Work item: For every line in the material, output its text exactly and exclude any image it holds.
::: The data :::
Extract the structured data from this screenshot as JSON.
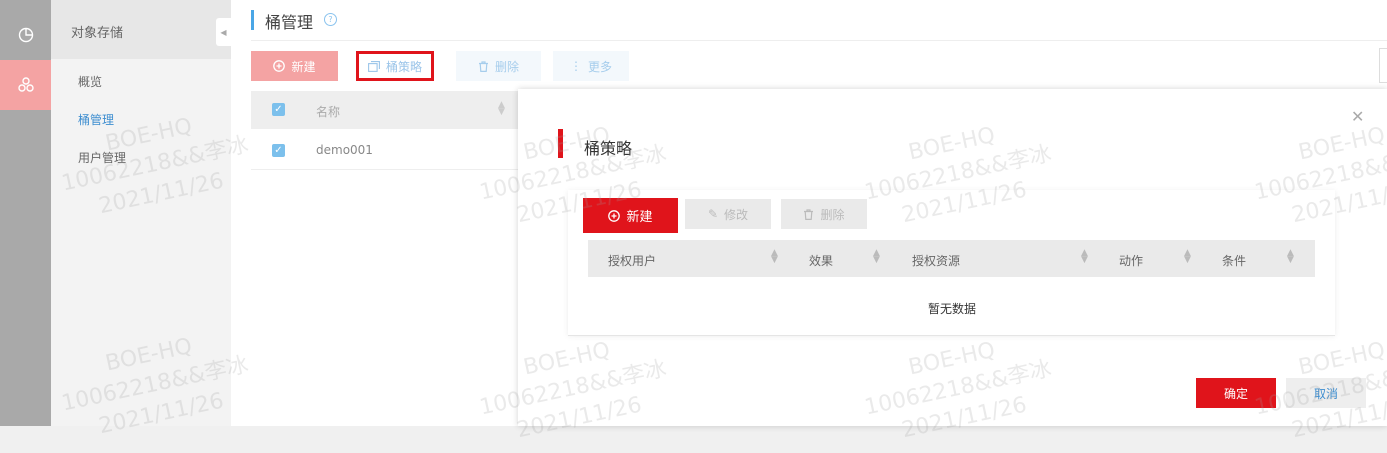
{
  "sidebar": {
    "section_title": "对象存储",
    "items": [
      {
        "label": "概览"
      },
      {
        "label": "桶管理"
      },
      {
        "label": "用户管理"
      }
    ]
  },
  "main": {
    "title": "桶管理",
    "toolbar": {
      "new_label": "新建",
      "policy_label": "桶策略",
      "delete_label": "删除",
      "more_label": "更多"
    },
    "table": {
      "columns": [
        "名称"
      ],
      "rows": [
        {
          "name": "demo001"
        }
      ]
    }
  },
  "modal": {
    "title": "桶策略",
    "new_label": "新建",
    "edit_label": "修改",
    "delete_label": "删除",
    "columns": [
      "授权用户",
      "效果",
      "授权资源",
      "动作",
      "条件"
    ],
    "empty_text": "暂无数据",
    "ok_label": "确定",
    "cancel_label": "取消"
  },
  "watermark": {
    "line1": "BOE-HQ",
    "line2": "10062218&&李冰",
    "line3": "2021/11/26"
  },
  "colors": {
    "accent_red": "#e0141b",
    "link_blue": "#3e8ed0",
    "rail_gray": "#a9a9a9"
  }
}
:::
Answer to the exercise:
Extract the structured data from this screenshot as JSON.
{
  "sidebar": {
    "section_title": "对象存储",
    "items": [
      {
        "label": "概览"
      },
      {
        "label": "桶管理"
      },
      {
        "label": "用户管理"
      }
    ]
  },
  "main": {
    "title": "桶管理",
    "toolbar": {
      "new_label": "新建",
      "policy_label": "桶策略",
      "delete_label": "删除",
      "more_label": "更多"
    },
    "table": {
      "columns": [
        "名称"
      ],
      "rows": [
        {
          "name": "demo001"
        }
      ]
    }
  },
  "modal": {
    "title": "桶策略",
    "new_label": "新建",
    "edit_label": "修改",
    "delete_label": "删除",
    "columns": [
      "授权用户",
      "效果",
      "授权资源",
      "动作",
      "条件"
    ],
    "empty_text": "暂无数据",
    "ok_label": "确定",
    "cancel_label": "取消"
  },
  "watermark": {
    "line1": "BOE-HQ",
    "line2": "10062218&&李冰",
    "line3": "2021/11/26"
  },
  "colors": {
    "accent_red": "#e0141b",
    "link_blue": "#3e8ed0",
    "rail_gray": "#a9a9a9"
  }
}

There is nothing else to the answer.